# [Raw data]

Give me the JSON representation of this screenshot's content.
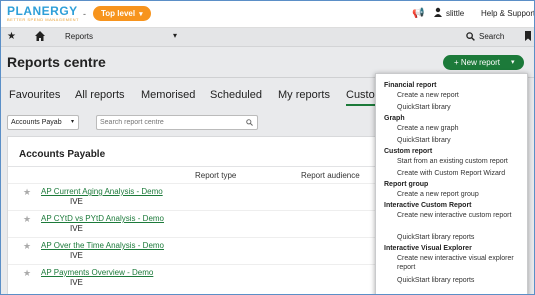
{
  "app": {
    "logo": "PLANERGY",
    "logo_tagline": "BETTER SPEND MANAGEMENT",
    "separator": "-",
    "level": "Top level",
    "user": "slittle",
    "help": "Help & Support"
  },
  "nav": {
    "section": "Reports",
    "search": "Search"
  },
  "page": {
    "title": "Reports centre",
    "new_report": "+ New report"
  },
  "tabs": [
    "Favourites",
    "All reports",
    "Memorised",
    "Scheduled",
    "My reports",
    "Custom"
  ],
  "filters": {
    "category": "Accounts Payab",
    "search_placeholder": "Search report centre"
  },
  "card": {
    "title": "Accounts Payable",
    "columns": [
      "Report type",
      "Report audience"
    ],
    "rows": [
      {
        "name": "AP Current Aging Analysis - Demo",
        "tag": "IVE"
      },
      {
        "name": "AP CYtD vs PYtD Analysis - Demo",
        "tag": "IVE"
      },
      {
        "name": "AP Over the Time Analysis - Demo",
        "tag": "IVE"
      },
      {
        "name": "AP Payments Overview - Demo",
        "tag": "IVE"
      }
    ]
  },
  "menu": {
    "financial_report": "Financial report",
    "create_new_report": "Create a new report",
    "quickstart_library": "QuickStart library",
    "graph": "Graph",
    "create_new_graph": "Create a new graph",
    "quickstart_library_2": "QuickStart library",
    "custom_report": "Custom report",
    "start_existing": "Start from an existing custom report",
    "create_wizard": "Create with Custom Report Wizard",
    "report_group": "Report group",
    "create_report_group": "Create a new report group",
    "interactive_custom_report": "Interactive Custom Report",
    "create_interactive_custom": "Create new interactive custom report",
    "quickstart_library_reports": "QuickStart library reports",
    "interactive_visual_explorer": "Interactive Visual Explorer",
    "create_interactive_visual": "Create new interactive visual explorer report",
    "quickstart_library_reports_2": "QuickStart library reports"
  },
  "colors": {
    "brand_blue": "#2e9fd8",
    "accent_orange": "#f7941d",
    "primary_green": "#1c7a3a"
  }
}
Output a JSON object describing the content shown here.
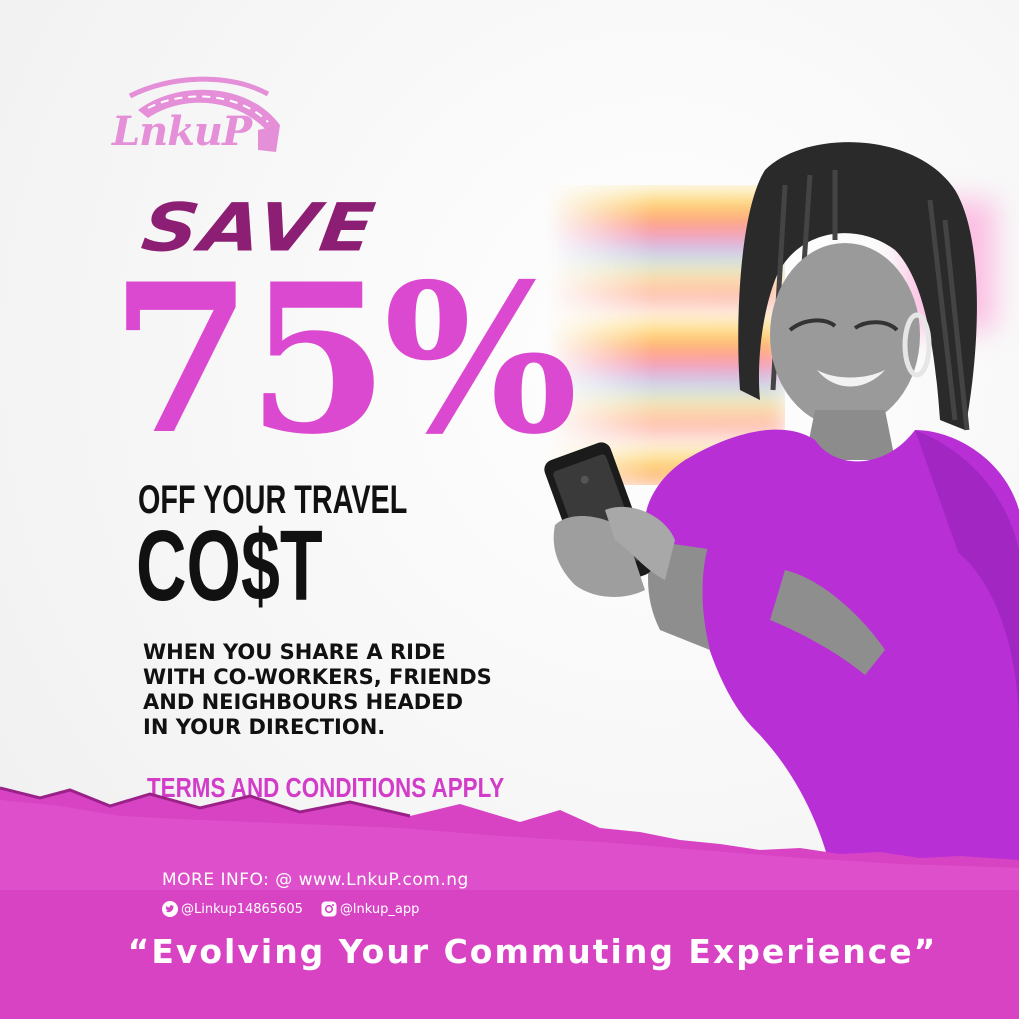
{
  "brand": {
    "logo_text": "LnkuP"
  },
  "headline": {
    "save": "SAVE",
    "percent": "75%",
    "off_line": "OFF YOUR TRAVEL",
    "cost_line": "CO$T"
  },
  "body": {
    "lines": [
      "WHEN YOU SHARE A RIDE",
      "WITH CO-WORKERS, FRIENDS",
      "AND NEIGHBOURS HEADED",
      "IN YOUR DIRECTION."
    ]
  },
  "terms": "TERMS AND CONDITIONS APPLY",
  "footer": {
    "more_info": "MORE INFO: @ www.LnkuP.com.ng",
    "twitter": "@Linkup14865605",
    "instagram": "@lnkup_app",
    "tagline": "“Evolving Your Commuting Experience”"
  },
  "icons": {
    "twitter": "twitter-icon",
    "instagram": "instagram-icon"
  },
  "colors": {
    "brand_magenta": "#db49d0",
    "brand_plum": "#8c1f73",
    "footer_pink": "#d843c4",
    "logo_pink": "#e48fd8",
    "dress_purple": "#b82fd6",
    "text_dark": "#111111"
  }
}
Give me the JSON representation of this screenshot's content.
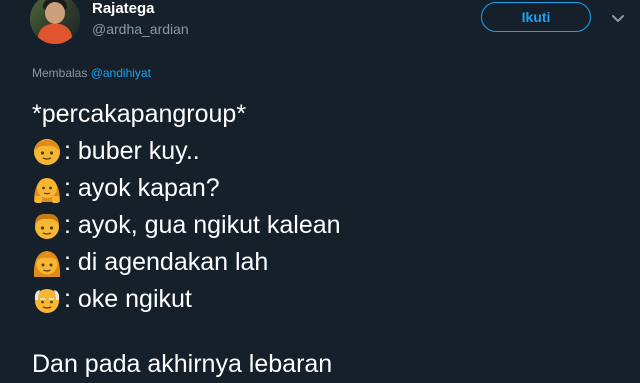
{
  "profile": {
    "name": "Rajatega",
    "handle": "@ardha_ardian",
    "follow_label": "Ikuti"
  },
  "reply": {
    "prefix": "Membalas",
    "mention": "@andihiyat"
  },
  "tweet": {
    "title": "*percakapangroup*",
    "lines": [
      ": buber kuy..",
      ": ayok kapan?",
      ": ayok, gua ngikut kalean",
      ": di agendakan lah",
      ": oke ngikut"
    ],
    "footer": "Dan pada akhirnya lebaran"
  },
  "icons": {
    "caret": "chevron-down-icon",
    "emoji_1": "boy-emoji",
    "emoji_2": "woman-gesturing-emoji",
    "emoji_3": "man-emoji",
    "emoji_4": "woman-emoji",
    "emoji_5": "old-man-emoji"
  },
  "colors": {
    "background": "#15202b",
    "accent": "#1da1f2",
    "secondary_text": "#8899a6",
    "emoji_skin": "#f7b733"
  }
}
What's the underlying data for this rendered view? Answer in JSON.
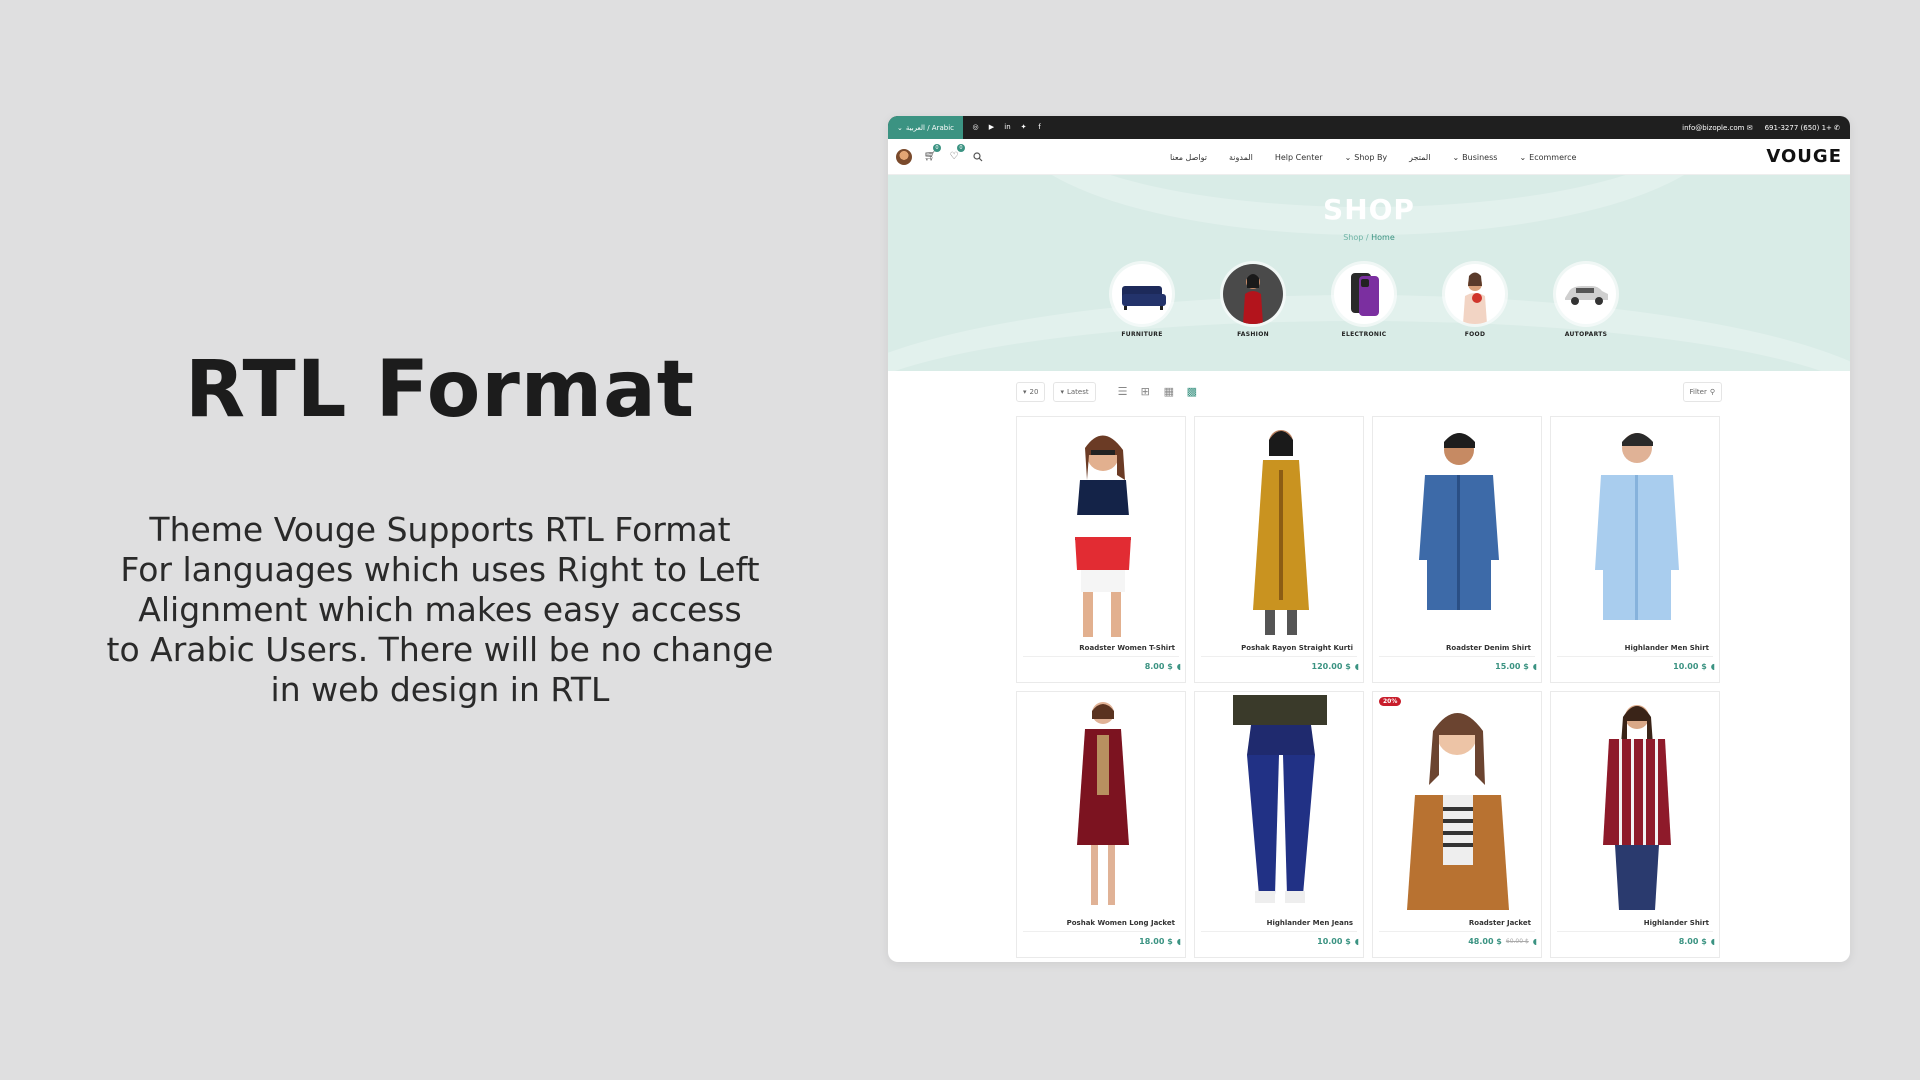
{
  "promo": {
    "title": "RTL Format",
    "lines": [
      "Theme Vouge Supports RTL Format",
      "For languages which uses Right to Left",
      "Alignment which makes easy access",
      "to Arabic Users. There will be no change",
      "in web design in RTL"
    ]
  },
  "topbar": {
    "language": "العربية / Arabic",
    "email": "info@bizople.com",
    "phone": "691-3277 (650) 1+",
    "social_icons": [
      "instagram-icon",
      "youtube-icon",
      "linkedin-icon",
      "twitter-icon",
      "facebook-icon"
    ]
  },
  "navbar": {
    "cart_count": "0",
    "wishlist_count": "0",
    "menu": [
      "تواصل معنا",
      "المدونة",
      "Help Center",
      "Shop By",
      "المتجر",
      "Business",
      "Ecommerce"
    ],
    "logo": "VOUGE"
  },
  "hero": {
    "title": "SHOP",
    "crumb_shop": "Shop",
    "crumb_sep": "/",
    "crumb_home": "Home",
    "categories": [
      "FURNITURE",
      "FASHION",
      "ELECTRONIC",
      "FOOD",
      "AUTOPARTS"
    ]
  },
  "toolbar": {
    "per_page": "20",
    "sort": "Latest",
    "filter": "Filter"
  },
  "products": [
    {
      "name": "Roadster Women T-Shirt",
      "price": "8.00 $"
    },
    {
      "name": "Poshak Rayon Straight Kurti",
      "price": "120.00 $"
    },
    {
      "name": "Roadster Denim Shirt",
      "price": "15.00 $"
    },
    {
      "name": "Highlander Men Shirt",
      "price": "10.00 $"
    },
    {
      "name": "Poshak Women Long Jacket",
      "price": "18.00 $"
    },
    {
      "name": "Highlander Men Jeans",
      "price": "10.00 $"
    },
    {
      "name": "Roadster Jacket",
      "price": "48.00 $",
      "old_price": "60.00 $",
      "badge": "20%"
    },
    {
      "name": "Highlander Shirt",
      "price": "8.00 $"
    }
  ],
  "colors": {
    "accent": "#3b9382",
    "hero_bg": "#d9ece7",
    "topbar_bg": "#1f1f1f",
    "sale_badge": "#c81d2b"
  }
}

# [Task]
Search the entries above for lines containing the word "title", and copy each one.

# [Result of the exercise]
    "title": "Reports centre",
    "title": "Accounts Payable",
    "title": "*percakapangroup*",
    "title": "RTL Format",
    "title": "SHOP",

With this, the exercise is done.